When you owe money to someone else, you have several options. The first is to renegotiate the payment terms so your credit doesn’t suffer. You can also pay off the debt in full if you are able, but many consumers resort to debt settlement.
If you’re not sure how to handle a debt that shows up on your credit report, you need to know how debt settlement impacts your credit score.
What Is a Debt Settlement?
A debt settlement occurs when a borrower and a lender agree to resolve a debt for an amount that’s less than what is owed. Let’s say, for instance, that you owe $1,000 to ABC Incorporated, but you don’t have $1,000. Worse, that debt sits on your credit report as unpaid, which has tanked your credit score.
In a debt settlement, you might call ABC Incorporated and offer to pay $750 in exchange for the lender marking the debt as paid. However, the lender will probably not mark the debt “paid as agreed.” Instead, it will use language like “debt settled” or “paid in settlement,” which will let other lenders know that you paid less than the full amount.
Should You Settle a Debt?
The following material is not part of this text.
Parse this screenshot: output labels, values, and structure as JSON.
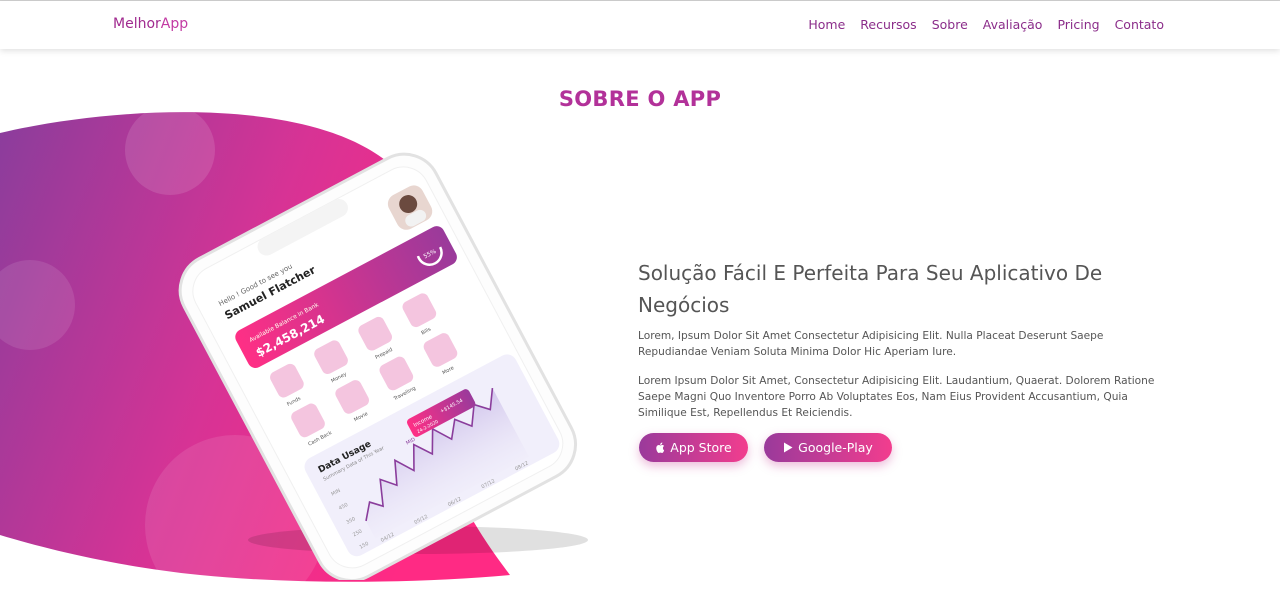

Settling a debt will probably lower your credit score. The precise damage is unpredictable because credit bureaus don’t release the particulars of their algorithms, but you’ll have to work hard to bring the score up again. Debt settlements are dangerous for this reason; a drop in your credit score can make future financial hardships even more difficult to navigate.
A debt settlement also serves as a red flag to future lenders. If you apply for credit, the lender will see the partial payment and expect the same result from you in the future. You might get denied credit because of that one entry, so don’t take debt settlements lightly.
However, this doesn’t mean you should avoid debt settlements entirely. If you don’t pay off the debt at all, for instance, it will show up on your credit report as a “delinquent account,” which can drop your credit score by as much as 125 points. For perspective, imagine a 720 score dropping to 595. Based on most scoring models, your credit rating will go from “good” to “poor” in one fell swoop.
In this case, debt settlement beats ignoring the debt and refusing to pay at all. You might see a drop in your credit score, but it probably won’t prove as drastic as it would with an unpaid delinquency. When you’re in serious financial hardship, debt settlements can provide a small but valuable cushion until you can get your budget under control again.
Are There Alternatives to Debt Settlements?
Lenders all want one thing: To get their money. They don’t want to charge off bad debt at the end of the fiscal year. Instead, they want cash in hand. This knowledge gives you leverage.
You need a proactive approach to debt that won’t impact your credit score. Many consumers hide from lenders and debt collectors, dodging phone calls and shredding letters. Don’t take this approach. You’ll only hurt your credit score.
Instead, call your lender and discuss your options. Explain you want to pay what you owe, but you can’t satisfy the entire debt right now. Many lenders will negotiate a payment plan. As long as you keep your word, your account won’t go into collections.
Just make sure to get any payment plan in writing. You’ll need proof if the lender goes against its word and reports your account as delinquent down the road. Additionally, don’t agree to pay more than you can actually give. In your desperation, you might agree to an amount that exceeds your budget, and you’ll ultimately have to default anyway, which will hurt your credit score more.
Some people borrow money from friends or family members so they can settle their debts without any risk to their credit scores. Others take less-advisable routes, such as payday and title loans. Don’t put your credit and finances at even further risk to pay off one debt. Focus on the big picture.
How Can You Avoid Debt-Related Problems?
Your credit score is precious. It’s what allows you financial freedom, whether you’re buying a house or applying for a credit card. Therefore, you’ll want to protect it.
Start by using a reloadable prepaid card to better manage your finances. These cards work just like bank accounts, but they’re less complex. Please note that some of these cards have fees, though they are typically quite affordable.
If you follow a budget and use appropriate financial tools, you won’t have to worry about negotiating a debt settlement. Instead, you’ll cover your debts in a timely manner—hopefully with a little left over. Concentrate on building savings and developing a good credit rating so you have more financial freedom.
If you’re facing financial hardships or interested in getting your budget under control, you’re not alone. Get a Green Dot Cash Back Visa® Debit Card today so you can start budgeting your money responsibly. A reloadable Visa card can help you avoid black marks on your credit report while still allowing you to meet your responsibilities. View Green Dot’s simple fees here.
The views and opinions expressed here are those of the author and do not necessarily represent the views of Green Dot Corporation.